Ash dieback is in decline but vigilance still required
My dog and I enjoy our daily walks. It gives me the opportunity to stretch my legs and see what is happening in the woods and fields near my home. My dog - well, she has other interests.
It also gives me the opportunity to keep an eye on that most Irish tree of all - ash. Ash leaves have been emerging over the last couple of weeks gradually greening the countryside. When you're out for a walk, watch out for wilting ash leaves. It may be the first sign that ash dieback has arrived.
Ash dieback is a serious disease of ash trees caused by the fungal pathogen Chalara fraxinea (Hymenoscyphus fraxineus). It has spread rapidly across much of Europe.
The disease can affect ash trees of any age and in any setting. The disease can be fatal, particularly among younger trees.
Only ash species are affected, trees such as sycamore, oak, beech or mountain ash (rowan) are not susceptible.
Over the coming months, watch out for wilting ash leaves. It looks very similar to frost damage but in the case of ash dieback no frost may have occurred the night before and only one branch may be affected while the other branches on the same tree appear to be green and healthy. The diseased branch will gradually die back changing colour and when the disease arrives in the main stem diamond-shaped stem lesions will form above and below the affected branch.
In Britain, officials are focusing on 'containment' by trying to control the disease from spreading further.

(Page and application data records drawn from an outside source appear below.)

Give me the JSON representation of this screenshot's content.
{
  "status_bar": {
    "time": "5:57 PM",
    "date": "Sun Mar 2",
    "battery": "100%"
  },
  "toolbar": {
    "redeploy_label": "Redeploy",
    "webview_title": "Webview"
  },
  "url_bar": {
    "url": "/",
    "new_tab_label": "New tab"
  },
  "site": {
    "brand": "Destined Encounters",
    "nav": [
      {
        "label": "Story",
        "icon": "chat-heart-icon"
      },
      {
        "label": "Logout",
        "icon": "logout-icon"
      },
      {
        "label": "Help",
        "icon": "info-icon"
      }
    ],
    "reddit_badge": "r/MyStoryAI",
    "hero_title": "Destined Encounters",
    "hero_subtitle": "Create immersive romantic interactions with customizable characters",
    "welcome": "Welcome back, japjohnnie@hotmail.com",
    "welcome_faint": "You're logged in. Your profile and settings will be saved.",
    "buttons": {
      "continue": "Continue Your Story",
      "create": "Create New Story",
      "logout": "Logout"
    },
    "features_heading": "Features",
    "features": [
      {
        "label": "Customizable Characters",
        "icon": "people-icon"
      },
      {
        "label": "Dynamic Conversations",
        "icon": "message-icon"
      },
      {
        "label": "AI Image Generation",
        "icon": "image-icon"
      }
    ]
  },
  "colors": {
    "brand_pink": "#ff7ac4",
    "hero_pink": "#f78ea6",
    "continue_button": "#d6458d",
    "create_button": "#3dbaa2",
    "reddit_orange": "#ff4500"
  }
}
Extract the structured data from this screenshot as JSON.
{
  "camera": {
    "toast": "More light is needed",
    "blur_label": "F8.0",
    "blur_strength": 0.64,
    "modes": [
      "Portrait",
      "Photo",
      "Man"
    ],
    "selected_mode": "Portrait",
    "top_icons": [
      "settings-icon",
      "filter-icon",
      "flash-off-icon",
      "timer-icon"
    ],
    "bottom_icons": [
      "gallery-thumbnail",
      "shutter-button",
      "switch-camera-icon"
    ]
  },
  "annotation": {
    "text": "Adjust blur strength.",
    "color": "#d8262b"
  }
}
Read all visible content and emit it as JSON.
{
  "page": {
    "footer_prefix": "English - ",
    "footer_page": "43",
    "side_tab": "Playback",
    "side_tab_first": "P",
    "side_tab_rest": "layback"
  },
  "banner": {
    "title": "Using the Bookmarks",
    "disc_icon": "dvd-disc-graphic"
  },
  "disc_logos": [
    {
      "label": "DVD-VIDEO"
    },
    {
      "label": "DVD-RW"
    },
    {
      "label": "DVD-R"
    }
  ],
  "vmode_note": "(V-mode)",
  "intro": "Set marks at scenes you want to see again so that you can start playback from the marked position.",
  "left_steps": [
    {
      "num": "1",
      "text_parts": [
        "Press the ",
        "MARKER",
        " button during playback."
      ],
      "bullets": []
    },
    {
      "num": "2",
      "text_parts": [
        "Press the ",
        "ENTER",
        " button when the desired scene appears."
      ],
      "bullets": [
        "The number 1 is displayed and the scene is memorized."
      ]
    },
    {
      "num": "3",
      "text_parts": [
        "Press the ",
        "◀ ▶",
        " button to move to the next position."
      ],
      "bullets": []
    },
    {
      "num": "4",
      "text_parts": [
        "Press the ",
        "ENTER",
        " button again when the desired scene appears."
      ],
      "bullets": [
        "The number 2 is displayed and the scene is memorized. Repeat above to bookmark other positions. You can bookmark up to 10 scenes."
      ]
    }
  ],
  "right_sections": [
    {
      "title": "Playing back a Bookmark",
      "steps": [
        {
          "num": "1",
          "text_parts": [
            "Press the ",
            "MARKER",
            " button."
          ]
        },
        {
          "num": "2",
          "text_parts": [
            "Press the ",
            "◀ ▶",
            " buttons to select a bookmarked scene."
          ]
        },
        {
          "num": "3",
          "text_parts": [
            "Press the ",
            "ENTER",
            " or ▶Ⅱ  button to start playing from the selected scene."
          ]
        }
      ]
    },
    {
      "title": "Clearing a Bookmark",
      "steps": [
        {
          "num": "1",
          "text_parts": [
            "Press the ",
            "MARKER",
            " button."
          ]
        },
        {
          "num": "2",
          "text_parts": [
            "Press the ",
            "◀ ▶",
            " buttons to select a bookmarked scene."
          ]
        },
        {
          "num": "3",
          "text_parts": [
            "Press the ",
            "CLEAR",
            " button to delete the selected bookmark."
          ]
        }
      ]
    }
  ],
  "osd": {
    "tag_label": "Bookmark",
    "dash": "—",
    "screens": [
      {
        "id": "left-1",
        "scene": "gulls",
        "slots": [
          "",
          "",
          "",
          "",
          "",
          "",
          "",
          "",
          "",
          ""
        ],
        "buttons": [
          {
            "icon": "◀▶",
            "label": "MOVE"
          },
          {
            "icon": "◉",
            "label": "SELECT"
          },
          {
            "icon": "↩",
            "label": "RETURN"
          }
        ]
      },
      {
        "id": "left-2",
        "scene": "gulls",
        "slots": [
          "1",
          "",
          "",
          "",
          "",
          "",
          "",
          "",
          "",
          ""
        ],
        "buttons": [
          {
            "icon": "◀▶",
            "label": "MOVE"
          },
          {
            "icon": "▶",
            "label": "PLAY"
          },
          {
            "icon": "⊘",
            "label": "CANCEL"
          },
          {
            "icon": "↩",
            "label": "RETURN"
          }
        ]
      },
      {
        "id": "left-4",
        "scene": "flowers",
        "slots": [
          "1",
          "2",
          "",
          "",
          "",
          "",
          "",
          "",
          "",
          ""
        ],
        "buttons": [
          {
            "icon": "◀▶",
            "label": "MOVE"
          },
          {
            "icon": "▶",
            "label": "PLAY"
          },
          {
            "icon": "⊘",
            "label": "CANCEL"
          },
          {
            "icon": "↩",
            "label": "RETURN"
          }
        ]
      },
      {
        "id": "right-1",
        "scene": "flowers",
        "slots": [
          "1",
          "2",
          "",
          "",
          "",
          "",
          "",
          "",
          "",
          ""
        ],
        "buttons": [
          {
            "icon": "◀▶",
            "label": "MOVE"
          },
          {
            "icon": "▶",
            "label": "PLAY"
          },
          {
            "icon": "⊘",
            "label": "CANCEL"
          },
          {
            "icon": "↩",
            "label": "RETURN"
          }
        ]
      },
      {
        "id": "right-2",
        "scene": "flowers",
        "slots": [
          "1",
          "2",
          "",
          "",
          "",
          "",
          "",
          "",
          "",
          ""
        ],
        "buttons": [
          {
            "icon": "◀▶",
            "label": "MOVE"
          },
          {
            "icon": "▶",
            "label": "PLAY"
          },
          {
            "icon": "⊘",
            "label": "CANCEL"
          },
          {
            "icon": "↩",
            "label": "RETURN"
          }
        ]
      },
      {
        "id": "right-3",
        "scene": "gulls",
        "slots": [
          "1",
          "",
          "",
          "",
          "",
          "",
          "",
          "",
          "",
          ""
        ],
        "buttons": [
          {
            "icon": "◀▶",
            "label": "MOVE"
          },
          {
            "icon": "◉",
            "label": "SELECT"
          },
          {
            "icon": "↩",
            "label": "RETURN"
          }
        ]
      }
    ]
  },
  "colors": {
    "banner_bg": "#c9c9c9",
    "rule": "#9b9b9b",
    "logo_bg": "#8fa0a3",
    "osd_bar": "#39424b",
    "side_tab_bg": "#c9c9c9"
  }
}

Here in Ireland we are still in 'eradication' mode hoping to stop this serious disease getting established in Ireland.